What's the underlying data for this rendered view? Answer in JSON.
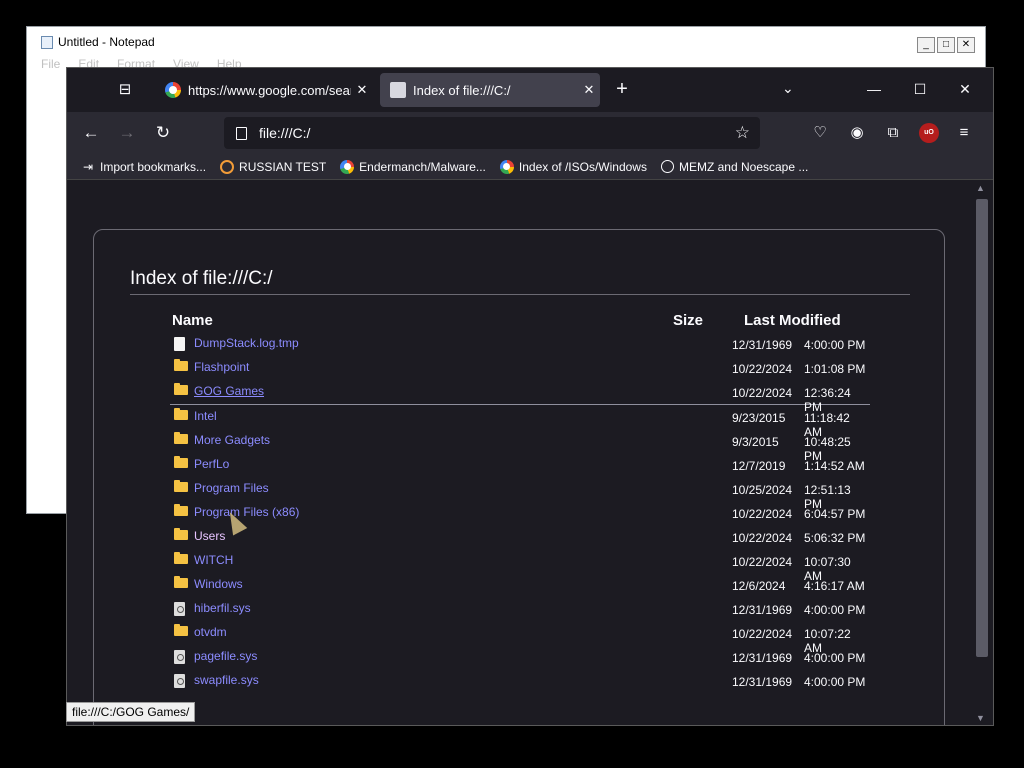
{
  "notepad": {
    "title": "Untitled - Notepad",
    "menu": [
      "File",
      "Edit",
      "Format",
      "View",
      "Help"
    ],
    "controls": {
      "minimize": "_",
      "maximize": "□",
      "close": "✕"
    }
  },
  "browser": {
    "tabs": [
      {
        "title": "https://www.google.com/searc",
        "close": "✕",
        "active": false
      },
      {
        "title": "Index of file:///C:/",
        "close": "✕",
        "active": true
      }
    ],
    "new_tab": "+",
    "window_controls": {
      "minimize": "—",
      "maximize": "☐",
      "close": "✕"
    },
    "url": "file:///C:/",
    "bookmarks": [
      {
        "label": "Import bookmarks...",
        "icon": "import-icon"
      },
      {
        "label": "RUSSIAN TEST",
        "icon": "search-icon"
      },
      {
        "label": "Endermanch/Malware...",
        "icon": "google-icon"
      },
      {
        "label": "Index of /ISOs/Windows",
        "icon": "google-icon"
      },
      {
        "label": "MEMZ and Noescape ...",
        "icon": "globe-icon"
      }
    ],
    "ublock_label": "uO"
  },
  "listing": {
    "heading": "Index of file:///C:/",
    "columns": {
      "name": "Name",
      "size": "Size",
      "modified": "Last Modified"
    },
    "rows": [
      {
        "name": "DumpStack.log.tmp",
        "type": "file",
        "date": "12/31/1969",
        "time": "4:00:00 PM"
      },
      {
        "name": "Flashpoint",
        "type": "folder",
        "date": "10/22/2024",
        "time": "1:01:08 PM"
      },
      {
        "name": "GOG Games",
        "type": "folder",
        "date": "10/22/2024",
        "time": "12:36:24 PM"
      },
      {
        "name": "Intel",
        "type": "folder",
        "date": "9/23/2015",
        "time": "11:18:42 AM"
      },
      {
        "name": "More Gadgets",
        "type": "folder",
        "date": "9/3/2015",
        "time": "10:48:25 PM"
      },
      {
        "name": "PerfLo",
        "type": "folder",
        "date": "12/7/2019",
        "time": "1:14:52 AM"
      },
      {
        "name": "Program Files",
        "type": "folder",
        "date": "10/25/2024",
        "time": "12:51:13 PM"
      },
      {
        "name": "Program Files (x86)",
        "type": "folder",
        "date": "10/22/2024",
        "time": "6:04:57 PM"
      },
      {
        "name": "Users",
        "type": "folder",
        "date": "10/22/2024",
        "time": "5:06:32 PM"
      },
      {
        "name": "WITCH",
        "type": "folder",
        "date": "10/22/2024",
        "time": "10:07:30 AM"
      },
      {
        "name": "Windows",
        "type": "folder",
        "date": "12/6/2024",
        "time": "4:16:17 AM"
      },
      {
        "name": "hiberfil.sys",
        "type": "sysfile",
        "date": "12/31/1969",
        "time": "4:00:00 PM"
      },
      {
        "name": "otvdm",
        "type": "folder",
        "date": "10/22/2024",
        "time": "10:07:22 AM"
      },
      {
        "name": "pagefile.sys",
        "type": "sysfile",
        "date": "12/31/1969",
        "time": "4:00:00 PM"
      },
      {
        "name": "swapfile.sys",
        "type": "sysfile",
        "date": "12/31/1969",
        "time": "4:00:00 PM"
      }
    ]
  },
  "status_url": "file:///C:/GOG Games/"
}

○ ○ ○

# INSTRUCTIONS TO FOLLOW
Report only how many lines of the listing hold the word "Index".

# YOUR SOLUTION
3